■ What you have to do: Search the records below for the word "amount". Pull out each line that has it.

■ Input:
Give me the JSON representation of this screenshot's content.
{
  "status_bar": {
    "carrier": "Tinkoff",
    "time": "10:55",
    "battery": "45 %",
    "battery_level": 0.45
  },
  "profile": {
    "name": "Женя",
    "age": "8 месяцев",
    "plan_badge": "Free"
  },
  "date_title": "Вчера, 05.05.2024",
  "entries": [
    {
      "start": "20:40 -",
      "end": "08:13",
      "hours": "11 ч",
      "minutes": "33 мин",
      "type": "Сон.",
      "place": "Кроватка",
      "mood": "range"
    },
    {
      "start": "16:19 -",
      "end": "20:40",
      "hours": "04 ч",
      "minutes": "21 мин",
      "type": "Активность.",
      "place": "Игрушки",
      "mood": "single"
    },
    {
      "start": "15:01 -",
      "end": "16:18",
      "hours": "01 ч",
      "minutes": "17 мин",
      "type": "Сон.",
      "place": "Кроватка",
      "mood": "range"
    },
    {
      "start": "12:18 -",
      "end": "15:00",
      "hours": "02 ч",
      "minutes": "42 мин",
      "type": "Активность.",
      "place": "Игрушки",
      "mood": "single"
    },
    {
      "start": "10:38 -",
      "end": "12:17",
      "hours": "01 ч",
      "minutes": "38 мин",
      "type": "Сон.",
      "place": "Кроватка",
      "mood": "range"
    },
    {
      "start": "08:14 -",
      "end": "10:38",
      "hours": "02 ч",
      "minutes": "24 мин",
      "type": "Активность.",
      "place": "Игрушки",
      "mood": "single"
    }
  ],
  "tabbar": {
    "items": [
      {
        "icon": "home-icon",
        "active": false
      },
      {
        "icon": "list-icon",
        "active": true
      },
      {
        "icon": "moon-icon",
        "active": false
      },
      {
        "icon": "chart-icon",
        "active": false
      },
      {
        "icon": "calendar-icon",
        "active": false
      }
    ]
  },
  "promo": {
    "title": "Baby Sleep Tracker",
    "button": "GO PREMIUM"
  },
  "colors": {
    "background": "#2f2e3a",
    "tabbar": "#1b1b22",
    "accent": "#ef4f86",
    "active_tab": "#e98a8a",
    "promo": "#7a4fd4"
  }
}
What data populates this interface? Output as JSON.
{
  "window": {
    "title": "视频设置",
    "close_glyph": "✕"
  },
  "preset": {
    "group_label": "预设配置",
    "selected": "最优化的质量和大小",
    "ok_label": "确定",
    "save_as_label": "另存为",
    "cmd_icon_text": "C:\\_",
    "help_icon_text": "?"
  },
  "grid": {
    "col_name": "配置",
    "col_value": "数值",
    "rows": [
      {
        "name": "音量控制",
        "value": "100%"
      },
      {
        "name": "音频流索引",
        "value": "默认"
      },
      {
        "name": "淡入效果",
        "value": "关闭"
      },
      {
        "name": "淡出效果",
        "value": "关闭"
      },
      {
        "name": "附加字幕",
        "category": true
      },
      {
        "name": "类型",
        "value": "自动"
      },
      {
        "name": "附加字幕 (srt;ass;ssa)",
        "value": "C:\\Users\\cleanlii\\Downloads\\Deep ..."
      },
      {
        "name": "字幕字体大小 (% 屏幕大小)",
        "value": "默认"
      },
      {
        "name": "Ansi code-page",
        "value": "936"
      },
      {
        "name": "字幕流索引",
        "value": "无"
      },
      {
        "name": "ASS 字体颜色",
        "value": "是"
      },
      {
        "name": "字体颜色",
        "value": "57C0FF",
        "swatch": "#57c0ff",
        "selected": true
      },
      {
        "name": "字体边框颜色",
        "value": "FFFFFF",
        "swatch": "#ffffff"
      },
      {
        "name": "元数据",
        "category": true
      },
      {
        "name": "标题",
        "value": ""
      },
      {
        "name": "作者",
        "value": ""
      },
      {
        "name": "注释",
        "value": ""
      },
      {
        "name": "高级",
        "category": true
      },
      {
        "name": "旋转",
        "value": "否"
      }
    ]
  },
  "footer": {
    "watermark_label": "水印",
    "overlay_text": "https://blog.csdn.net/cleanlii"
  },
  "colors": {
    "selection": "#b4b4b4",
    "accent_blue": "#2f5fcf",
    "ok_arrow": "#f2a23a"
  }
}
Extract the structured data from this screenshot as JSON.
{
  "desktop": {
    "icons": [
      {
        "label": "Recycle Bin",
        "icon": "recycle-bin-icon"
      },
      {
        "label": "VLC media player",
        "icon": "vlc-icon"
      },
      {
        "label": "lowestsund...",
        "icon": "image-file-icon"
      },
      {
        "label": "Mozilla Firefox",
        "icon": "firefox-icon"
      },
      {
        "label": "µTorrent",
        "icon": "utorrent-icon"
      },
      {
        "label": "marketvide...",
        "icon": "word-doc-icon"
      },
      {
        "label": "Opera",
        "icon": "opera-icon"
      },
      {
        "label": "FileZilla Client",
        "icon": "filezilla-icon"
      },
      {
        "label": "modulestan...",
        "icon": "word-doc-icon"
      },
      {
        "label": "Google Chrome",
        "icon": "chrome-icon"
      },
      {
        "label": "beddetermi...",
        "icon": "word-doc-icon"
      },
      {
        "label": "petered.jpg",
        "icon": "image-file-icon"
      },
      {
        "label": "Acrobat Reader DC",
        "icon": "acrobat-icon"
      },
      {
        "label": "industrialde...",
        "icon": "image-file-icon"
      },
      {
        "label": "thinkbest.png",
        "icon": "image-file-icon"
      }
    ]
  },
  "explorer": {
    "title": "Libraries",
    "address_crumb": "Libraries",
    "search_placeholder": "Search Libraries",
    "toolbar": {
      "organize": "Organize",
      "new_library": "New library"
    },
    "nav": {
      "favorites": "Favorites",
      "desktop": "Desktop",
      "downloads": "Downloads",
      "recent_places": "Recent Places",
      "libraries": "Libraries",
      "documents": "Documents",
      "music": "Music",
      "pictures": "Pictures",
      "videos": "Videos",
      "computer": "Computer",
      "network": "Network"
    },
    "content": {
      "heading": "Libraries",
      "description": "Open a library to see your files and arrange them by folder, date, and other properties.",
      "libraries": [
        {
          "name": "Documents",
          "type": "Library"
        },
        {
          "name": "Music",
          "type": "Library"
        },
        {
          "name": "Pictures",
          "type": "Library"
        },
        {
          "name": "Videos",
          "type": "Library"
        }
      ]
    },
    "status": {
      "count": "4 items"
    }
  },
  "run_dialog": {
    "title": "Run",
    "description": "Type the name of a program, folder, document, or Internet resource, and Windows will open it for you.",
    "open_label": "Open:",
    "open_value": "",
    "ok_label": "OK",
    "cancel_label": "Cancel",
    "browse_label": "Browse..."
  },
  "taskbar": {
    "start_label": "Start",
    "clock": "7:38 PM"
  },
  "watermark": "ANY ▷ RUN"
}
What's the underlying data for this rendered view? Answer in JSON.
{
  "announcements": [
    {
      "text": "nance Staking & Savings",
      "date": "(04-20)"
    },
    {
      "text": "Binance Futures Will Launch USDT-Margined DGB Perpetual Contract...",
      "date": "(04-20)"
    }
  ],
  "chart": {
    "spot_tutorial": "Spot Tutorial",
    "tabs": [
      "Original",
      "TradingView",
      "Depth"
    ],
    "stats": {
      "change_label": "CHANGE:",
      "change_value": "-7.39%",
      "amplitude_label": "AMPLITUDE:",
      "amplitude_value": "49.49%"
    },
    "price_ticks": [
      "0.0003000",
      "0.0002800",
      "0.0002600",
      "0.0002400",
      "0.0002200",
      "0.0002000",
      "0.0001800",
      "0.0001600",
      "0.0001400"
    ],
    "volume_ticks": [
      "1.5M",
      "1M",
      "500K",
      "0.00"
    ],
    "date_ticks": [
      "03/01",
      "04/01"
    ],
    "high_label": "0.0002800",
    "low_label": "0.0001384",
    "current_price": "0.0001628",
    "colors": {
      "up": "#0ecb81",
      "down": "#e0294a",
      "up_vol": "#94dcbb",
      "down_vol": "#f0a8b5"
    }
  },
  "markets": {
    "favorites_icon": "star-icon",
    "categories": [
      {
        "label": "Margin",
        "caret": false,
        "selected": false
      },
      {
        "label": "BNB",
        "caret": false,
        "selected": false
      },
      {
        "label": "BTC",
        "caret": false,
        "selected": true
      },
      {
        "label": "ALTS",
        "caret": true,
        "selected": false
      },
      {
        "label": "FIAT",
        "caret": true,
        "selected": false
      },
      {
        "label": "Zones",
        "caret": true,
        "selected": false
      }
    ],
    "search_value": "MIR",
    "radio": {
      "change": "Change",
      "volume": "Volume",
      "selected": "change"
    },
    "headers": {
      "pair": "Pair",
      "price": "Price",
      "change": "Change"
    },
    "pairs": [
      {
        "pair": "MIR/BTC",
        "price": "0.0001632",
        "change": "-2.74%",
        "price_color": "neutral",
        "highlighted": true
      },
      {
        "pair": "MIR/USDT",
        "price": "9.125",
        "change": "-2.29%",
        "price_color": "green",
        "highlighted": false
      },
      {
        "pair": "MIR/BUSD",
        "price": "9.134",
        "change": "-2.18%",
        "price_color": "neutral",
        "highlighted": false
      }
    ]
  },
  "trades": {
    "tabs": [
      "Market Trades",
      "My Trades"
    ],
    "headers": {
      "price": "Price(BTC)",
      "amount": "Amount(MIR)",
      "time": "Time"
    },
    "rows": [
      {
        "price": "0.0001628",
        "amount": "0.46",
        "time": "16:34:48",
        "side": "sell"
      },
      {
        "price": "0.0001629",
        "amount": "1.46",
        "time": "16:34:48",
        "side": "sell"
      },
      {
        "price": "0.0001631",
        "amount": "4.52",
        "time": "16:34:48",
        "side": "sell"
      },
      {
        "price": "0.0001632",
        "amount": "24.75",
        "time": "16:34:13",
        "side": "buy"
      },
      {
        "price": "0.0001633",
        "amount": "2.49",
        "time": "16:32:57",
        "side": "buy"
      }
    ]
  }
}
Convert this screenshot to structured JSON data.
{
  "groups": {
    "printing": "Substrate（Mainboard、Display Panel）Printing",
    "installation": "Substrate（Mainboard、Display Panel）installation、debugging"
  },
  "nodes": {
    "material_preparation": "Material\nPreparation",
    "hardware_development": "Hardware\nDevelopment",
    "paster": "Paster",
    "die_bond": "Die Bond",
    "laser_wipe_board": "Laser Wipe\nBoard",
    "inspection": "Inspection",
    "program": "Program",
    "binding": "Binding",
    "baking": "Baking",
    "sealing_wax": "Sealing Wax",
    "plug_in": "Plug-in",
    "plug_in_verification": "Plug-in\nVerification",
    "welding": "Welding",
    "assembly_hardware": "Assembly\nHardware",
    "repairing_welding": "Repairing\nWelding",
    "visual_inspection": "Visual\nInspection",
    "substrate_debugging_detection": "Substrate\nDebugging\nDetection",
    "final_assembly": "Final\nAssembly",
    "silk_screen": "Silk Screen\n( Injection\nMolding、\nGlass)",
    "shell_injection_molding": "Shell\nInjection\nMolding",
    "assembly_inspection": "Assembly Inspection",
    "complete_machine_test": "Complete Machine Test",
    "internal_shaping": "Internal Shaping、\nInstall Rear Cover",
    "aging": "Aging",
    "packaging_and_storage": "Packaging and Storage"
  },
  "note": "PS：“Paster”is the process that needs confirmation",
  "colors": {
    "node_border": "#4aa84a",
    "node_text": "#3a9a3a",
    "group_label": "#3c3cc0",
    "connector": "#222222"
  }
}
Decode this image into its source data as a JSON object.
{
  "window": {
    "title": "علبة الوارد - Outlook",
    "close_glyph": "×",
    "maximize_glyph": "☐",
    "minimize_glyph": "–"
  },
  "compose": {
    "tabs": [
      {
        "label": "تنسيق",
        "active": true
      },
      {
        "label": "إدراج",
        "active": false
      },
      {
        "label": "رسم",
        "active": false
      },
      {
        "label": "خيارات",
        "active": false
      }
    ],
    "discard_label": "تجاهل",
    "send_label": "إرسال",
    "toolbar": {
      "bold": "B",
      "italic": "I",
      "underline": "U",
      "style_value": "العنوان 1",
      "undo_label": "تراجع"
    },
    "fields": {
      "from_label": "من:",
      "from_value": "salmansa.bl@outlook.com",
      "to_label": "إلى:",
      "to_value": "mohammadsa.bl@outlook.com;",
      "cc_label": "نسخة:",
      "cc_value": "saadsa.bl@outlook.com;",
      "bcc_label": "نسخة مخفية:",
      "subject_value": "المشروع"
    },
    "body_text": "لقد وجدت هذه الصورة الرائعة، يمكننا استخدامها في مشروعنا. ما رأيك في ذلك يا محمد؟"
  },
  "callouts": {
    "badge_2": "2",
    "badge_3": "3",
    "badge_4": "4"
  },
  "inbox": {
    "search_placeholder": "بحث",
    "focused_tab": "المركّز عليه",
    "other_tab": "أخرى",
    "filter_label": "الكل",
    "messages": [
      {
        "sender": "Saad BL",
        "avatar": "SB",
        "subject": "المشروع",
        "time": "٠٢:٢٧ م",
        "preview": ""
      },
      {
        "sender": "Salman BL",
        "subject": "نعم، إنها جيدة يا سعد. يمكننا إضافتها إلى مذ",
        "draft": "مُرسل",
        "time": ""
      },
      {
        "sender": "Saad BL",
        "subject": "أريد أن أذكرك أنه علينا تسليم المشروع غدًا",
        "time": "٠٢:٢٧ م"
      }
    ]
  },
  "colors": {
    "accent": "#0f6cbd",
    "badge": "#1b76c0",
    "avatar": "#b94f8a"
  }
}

■ Result of the task:
      "amount": "Amount(MIR)",
        "amount": "0.46",
        "amount": "1.46",
        "amount": "4.52",
        "amount": "24.75",
        "amount": "2.49",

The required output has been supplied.